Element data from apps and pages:
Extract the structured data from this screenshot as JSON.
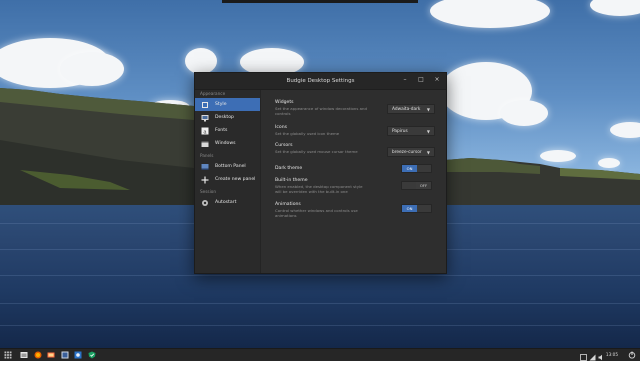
{
  "window": {
    "title": "Budgie Desktop Settings",
    "buttons": {
      "minimize": "–",
      "maximize": "□",
      "close": "×"
    }
  },
  "sidebar": {
    "sections": {
      "appearance": "Appearance",
      "panels": "Panels",
      "session": "Session"
    },
    "items": {
      "style": "Style",
      "desktop": "Desktop",
      "fonts": "Fonts",
      "windows": "Windows",
      "bottom_panel": "Bottom Panel",
      "create_panel": "Create new panel",
      "autostart": "Autostart"
    },
    "active": "style"
  },
  "settings": {
    "widgets": {
      "title": "Widgets",
      "desc": "Set the appearance of window decorations and controls",
      "value": "Adwaita-dark"
    },
    "icons": {
      "title": "Icons",
      "desc": "Set the globally used icon theme",
      "value": "Papirus"
    },
    "cursors": {
      "title": "Cursors",
      "desc": "Set the globally used mouse cursor theme",
      "value": "breeze-cursor"
    },
    "dark_theme": {
      "title": "Dark theme",
      "state": "ON"
    },
    "builtin_theme": {
      "title": "Built-in theme",
      "desc": "When enabled, the desktop component style will be overriden with the built-in one",
      "state": "OFF"
    },
    "animations": {
      "title": "Animations",
      "desc": "Control whether windows and controls use animations",
      "state": "ON"
    }
  },
  "panel": {
    "clock": "13:05"
  },
  "colors": {
    "accent": "#3d6eb5",
    "window_bg": "#2d2d2d",
    "panel_bg": "#262626"
  }
}
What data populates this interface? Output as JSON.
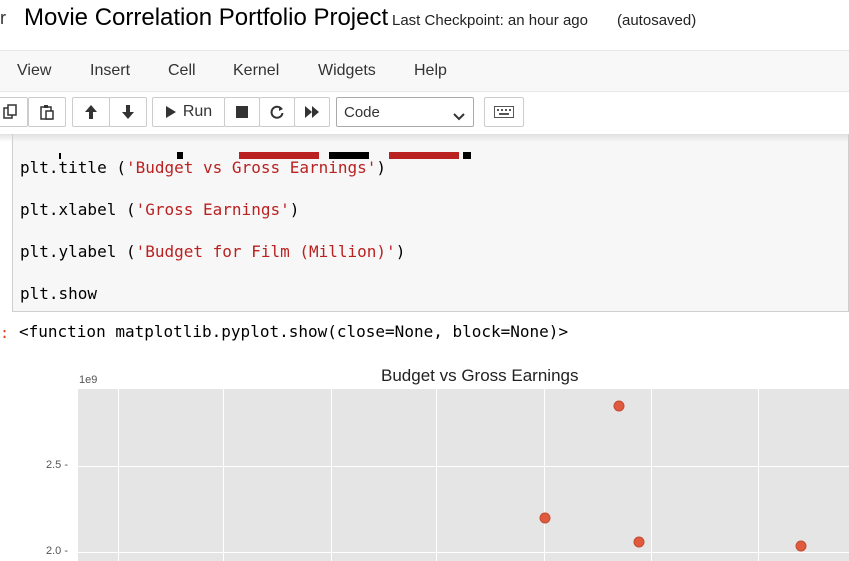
{
  "header": {
    "logo_fragment": "r",
    "notebook_title": "Movie Correlation Portfolio Project",
    "checkpoint": "Last Checkpoint: an hour ago",
    "autosave": "(autosaved)"
  },
  "menu": {
    "items": [
      {
        "label": "View"
      },
      {
        "label": "Insert"
      },
      {
        "label": "Cell"
      },
      {
        "label": "Kernel"
      },
      {
        "label": "Widgets"
      },
      {
        "label": "Help"
      }
    ]
  },
  "toolbar": {
    "run_label": "Run",
    "cell_type": "Code",
    "icons": [
      "copy-icon",
      "paste-icon",
      "arrow-up-icon",
      "arrow-down-icon",
      "run-icon",
      "stop-icon",
      "restart-icon",
      "fast-forward-icon",
      "chevron-down-icon",
      "keyboard-icon"
    ]
  },
  "code_cell": {
    "lines": [
      {
        "fn": "plt.title (",
        "str": "'Budget vs Gross Earnings'",
        "end": ")"
      },
      {
        "fn": "plt.xlabel (",
        "str": "'Gross Earnings'",
        "end": ")"
      },
      {
        "fn": "plt.ylabel (",
        "str": "'Budget for Film (Million)'",
        "end": ")"
      },
      {
        "fn": "plt.show",
        "str": "",
        "end": ""
      }
    ]
  },
  "output": {
    "prompt": ":",
    "text": "<function matplotlib.pyplot.show(close=None, block=None)>"
  },
  "chart_data": {
    "type": "scatter",
    "title": "Budget vs Gross Earnings",
    "y_exponent_label": "1e9",
    "y_ticks": [
      "2.5",
      "2.0"
    ],
    "ylim_visible": [
      1.95,
      2.95
    ],
    "grid": true,
    "points": [
      {
        "x": 0.702,
        "y": 2.85
      },
      {
        "x": 0.606,
        "y": 2.2
      },
      {
        "x": 0.727,
        "y": 2.06
      },
      {
        "x": 0.938,
        "y": 2.04
      }
    ],
    "colors": {
      "point": "#e05a3f",
      "background": "#e5e5e5",
      "grid": "#ffffff"
    }
  }
}
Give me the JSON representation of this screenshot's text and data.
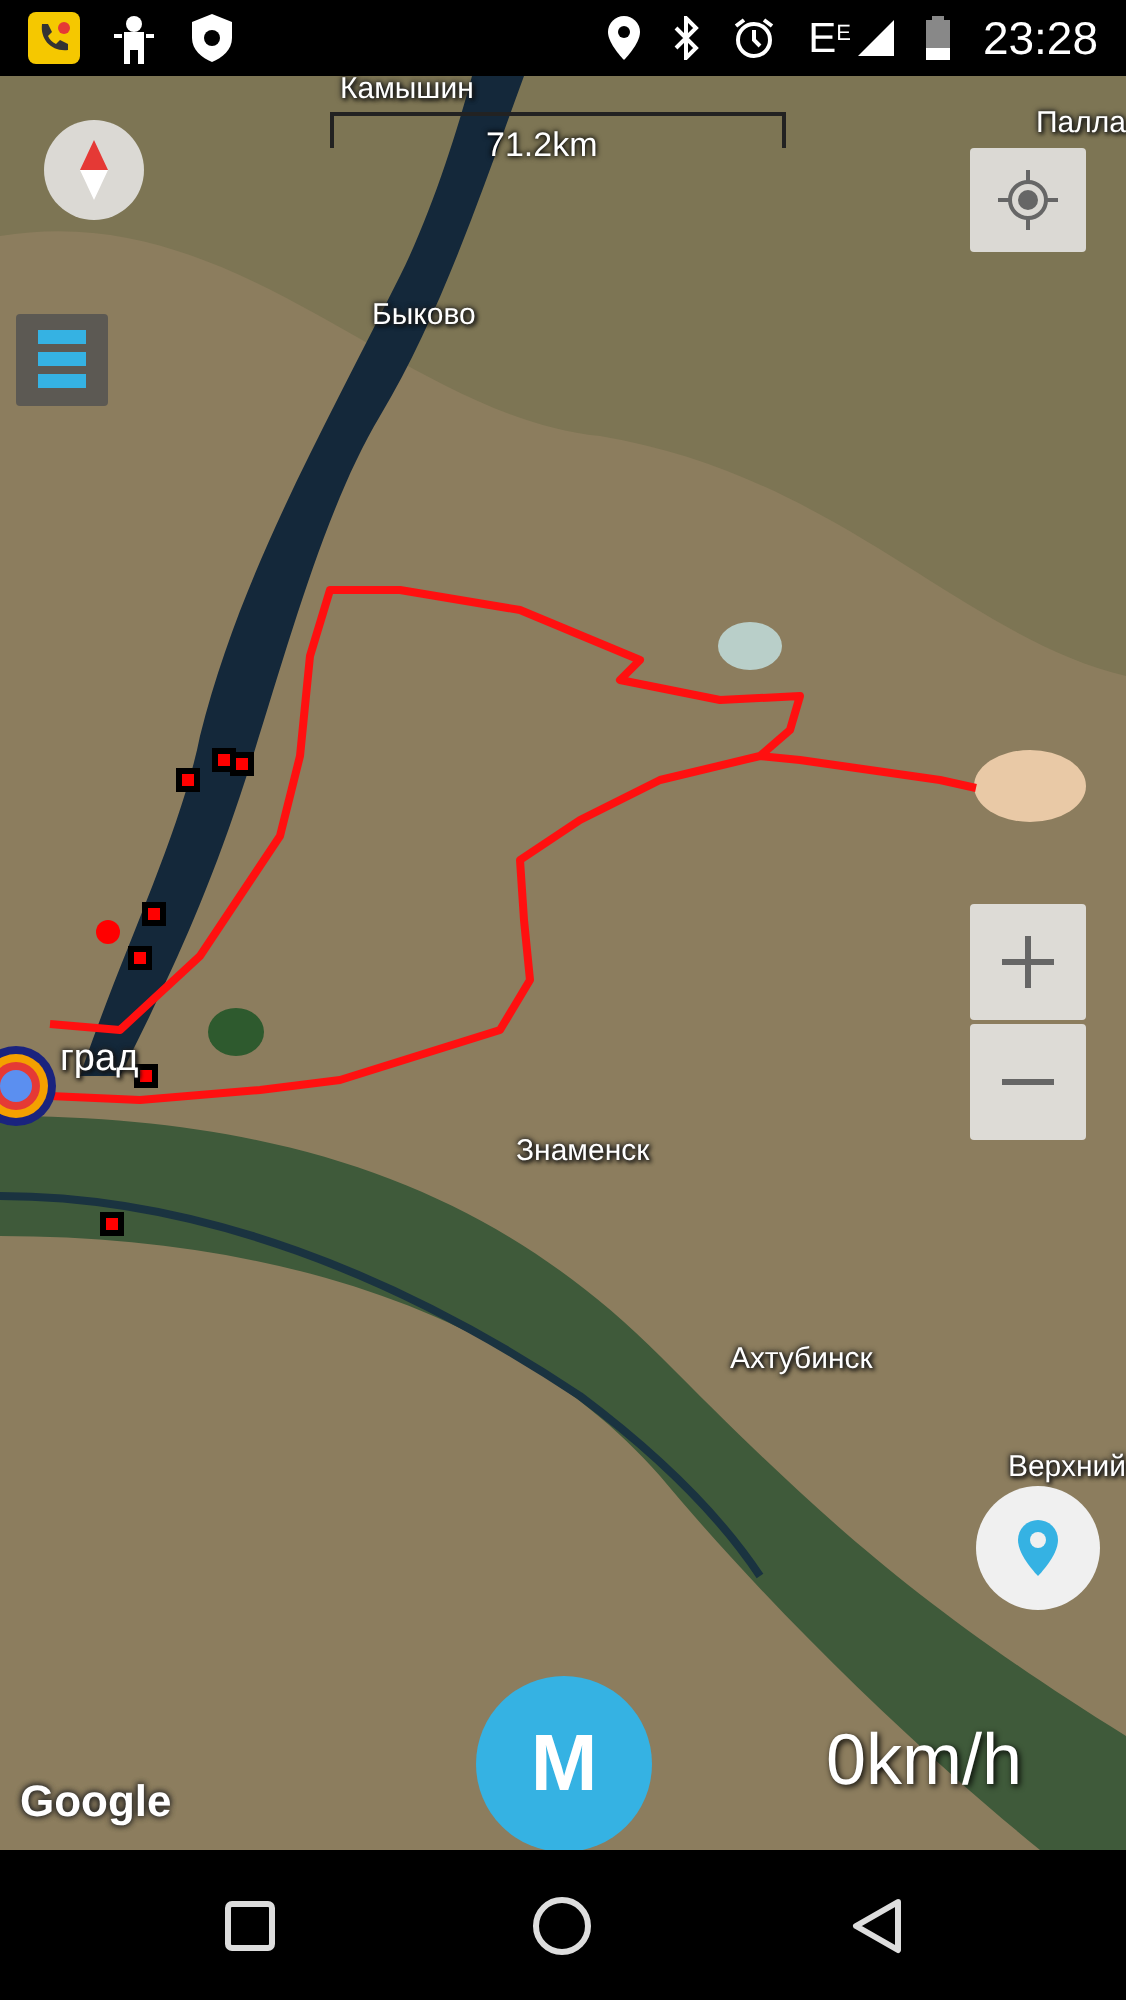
{
  "status_bar": {
    "network": "E$^{E}$",
    "time": "23:28"
  },
  "map": {
    "scale": "71.2km",
    "labels": [
      {
        "text": "Камышин"
      },
      {
        "text": "Палла"
      },
      {
        "text": "Быково"
      },
      {
        "text": "град"
      },
      {
        "text": "Знаменск"
      },
      {
        "text": "Ахтубинск"
      },
      {
        "text": "Верхний"
      }
    ],
    "attribution": "Google",
    "speed": "0km/h",
    "menu_button": "M"
  }
}
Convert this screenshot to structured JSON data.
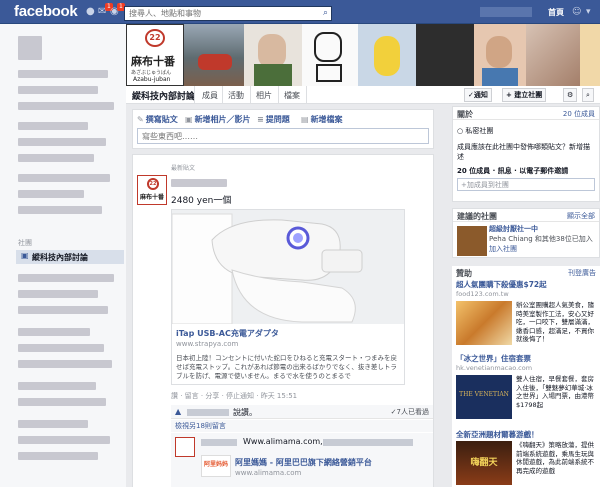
{
  "topbar": {
    "logo": "facebook",
    "search_placeholder": "搜尋人、地點和事物",
    "home": "首頁",
    "badges": [
      "1",
      "1"
    ]
  },
  "left": {
    "heading": "社團",
    "active_group": "縱科技內部討論"
  },
  "cover": {
    "sign_number": "22",
    "sign_kanji": "麻布十番",
    "sign_kana": "あざぶじゅうばん",
    "sign_english": "Azabu-juban"
  },
  "groupnav": {
    "name": "縱科技內部討論",
    "tabs": [
      "成員",
      "活動",
      "相片",
      "檔案"
    ],
    "notify": "✓通知",
    "new_group": "+ 建立社團"
  },
  "composer": {
    "tabs": [
      "撰寫貼文",
      "新增相片／影片",
      "提問題",
      "新增檔案"
    ],
    "placeholder": "寫些東西吧……"
  },
  "post": {
    "recent_label": "最新貼文",
    "avatar_text": "麻布十番",
    "text": "2480 yen一個",
    "link_title": "iTap USB-AC充電アダプタ",
    "link_url": "www.strapya.com",
    "link_desc": "日本初上陸！コンセントに付いた蛇口をひねると充電スタート・つまみを戻せば充電ストップ。これがあれば節電の出来るばかりでなく、抜き差しトラブルを防げ、電源で使いません。まるで水を使うのとまるで",
    "actions": "讚 · 留言 · 分享 · 停止通知 · 昨天 15:51",
    "like_text": "說讚。",
    "seen_text": "✓7人已看過",
    "view_comments": "檢視另18則留言",
    "comment_url": "Www.alimama.com,",
    "comment_logo": "阿里妈妈",
    "comment_title": "阿里媽媽 - 阿里巴巴旗下網絡營銷平台",
    "comment_link_url": "www.alimama.com"
  },
  "right": {
    "about_label": "關於",
    "member_count_link": "20 位成員",
    "privacy": "私密社團",
    "invite_line1": "成員應該在此社團中發佈哪類貼文？新增描述",
    "invite_line2": "20 位成員 · 訊息 · 以電子郵件邀請",
    "add_member": "+加成員到社團",
    "suggested_label": "建議的社團",
    "see_all": "顯示全部",
    "sugg_title": "超級討厭社一中",
    "sugg_sub": "Peha Chiang 和其他38位已加入",
    "sugg_join": "加入社團",
    "sponsored": "贊助",
    "create_ad": "刊登廣告",
    "ad1_title": "超人氣團購下殺優惠$72起",
    "ad1_url": "food123.com.tw",
    "ad1_text": "辦公室團購超人氣美食，隨時美室製作工法，安心又好吃，一口咬下，雙層滿滿，嫩香口感，超滿足，不買你就後悔了！",
    "ad2_title": "「冰之世界」住宿套票",
    "ad2_url": "hk.venetianmacao.com",
    "ad2_text": "雙人住宿，早餐套餐，套房入住後，「雙魅夢幻華城·冰之世界」入場門票，由港幣$1798起",
    "ad2_brand": "THE VENETIAN",
    "ad3_title": "全新亞洲題材爾暮游戲！",
    "ad3_text": "《嗨翻天》策略放蕩，提供前端系統遊戲，乘馬生玩與休閒遊戲，為此前端系統不再完成的遊戲",
    "ad3_brand": "嗨翻天"
  },
  "colors": {
    "brand": "#3b5998",
    "badge": "#f03d25"
  }
}
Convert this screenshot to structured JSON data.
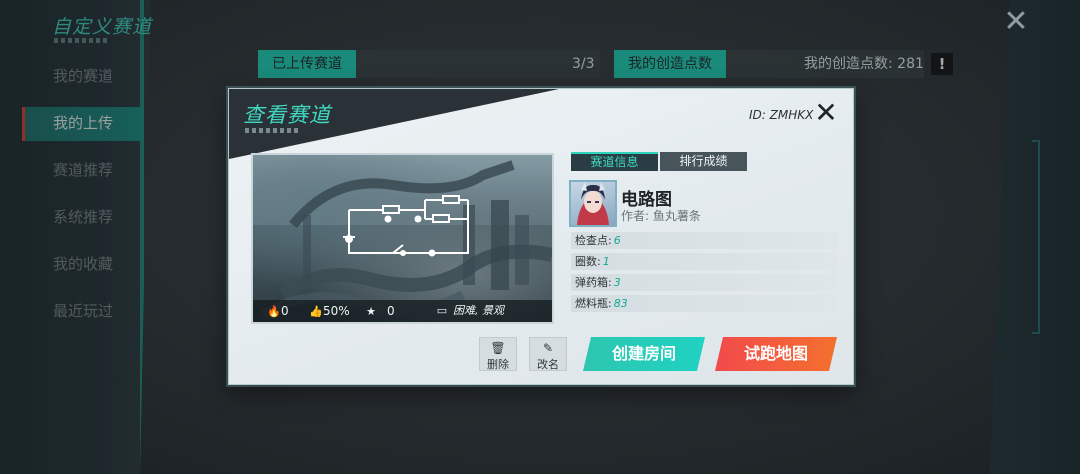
{
  "background": {
    "title": "自定义赛道",
    "nav_items": [
      {
        "label": "我的赛道",
        "active": false
      },
      {
        "label": "我的上传",
        "active": true
      },
      {
        "label": "赛道推荐",
        "active": false
      },
      {
        "label": "系统推荐",
        "active": false
      },
      {
        "label": "我的收藏",
        "active": false
      },
      {
        "label": "最近玩过",
        "active": false
      }
    ],
    "uploaded_label": "已上传赛道",
    "uploaded_count": "3/3",
    "creation_label": "我的创造点数",
    "creation_points_text": "我的创造点数: 281",
    "alert_symbol": "!",
    "close_symbol": "✕"
  },
  "modal": {
    "title": "查看赛道",
    "id_text": "ID: ZMHKX",
    "close_symbol": "✕",
    "preview": {
      "plays": "0",
      "like_rate": "50%",
      "stars": "0",
      "tags": "困难, 景观"
    },
    "tabs": [
      {
        "label": "赛道信息",
        "active": true
      },
      {
        "label": "排行成绩",
        "active": false
      }
    ],
    "map_name": "电路图",
    "author": "作者: 鱼丸薯条",
    "stats": [
      {
        "label": "检查点:",
        "value": "6"
      },
      {
        "label": "圈数:",
        "value": "1"
      },
      {
        "label": "弹药箱:",
        "value": "3"
      },
      {
        "label": "燃料瓶:",
        "value": "83"
      }
    ],
    "buttons": {
      "delete": "删除",
      "rename": "改名",
      "create_room": "创建房间",
      "test_run": "试跑地图"
    }
  },
  "colors": {
    "accent_teal": "#1ec7ad",
    "danger_red": "#f24a4c",
    "modal_bg": "#e6edf0"
  }
}
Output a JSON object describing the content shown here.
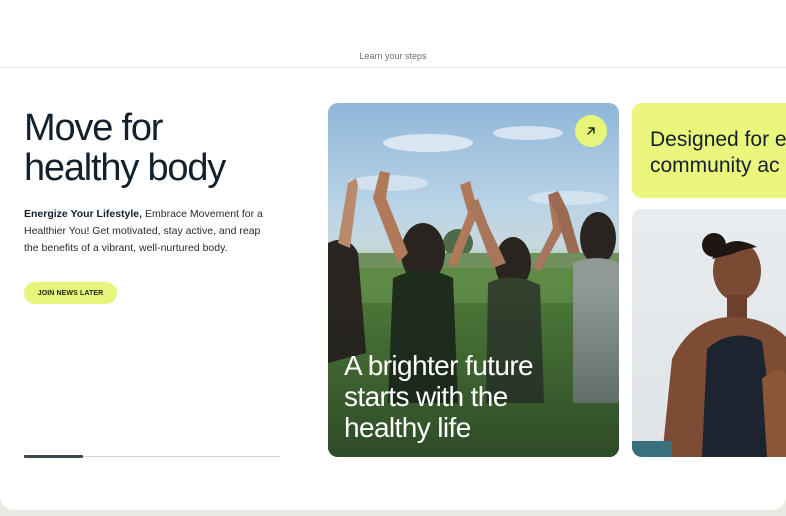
{
  "header": {
    "subtitle": "Learn your steps"
  },
  "hero": {
    "title_line1": "Move for",
    "title_line2": "healthy body",
    "description_bold": "Energize Your Lifestyle,",
    "description_rest": " Embrace Movement for a Healthier You! Get motivated, stay active, and reap the benefits of a vibrant, well-nurtured body.",
    "cta_label": "JOIN NEWS LATER"
  },
  "carousel": {
    "progress_fraction": 0.23
  },
  "cards": {
    "main": {
      "title_line1": "A brighter future",
      "title_line2": "starts with the",
      "title_line3": "healthy life",
      "arrow_icon": "arrow-up-right-icon"
    },
    "secondary": {
      "title_line1": "Designed for e",
      "title_line2": "community ac"
    },
    "yoga": {
      "image": "woman-meditating-photo"
    }
  },
  "colors": {
    "accent": "#e7f57a",
    "text_dark": "#14202b"
  }
}
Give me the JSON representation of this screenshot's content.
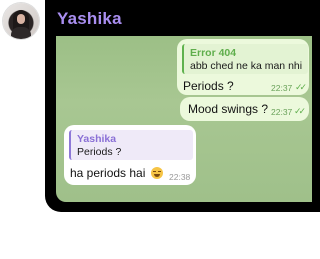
{
  "contact": {
    "name": "Yashika"
  },
  "messages": [
    {
      "direction": "outgoing",
      "reply_to": {
        "name": "Error 404",
        "text": "abb ched ne ka man nhi"
      },
      "text": "Periods ?",
      "time": "22:37",
      "status": "read"
    },
    {
      "direction": "outgoing",
      "text": "Mood swings ?",
      "time": "22:37",
      "status": "read"
    },
    {
      "direction": "incoming",
      "reply_to": {
        "name": "Yashika",
        "text": "Periods ?"
      },
      "text": "ha periods hai",
      "emoji": "grinning-sweat-face-icon",
      "time": "22:38"
    }
  ],
  "colors": {
    "name_accent": "#a98ef0",
    "chat_background": "#a8c792",
    "outgoing_bubble": "#ecf9dc",
    "incoming_bubble": "#ffffff"
  }
}
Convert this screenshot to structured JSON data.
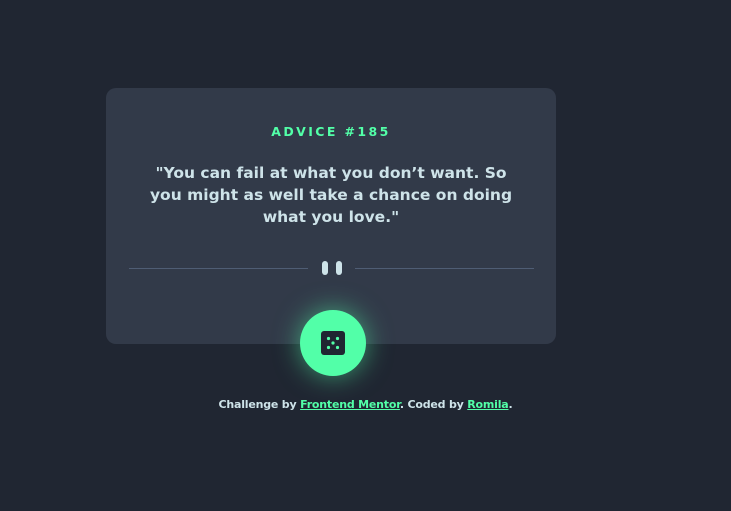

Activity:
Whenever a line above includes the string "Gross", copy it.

Output below:
        "str": "'Budget vs Gross Earnings'",
        "str": "'Gross Earnings'",
    "title": "Budget vs Gross Earnings",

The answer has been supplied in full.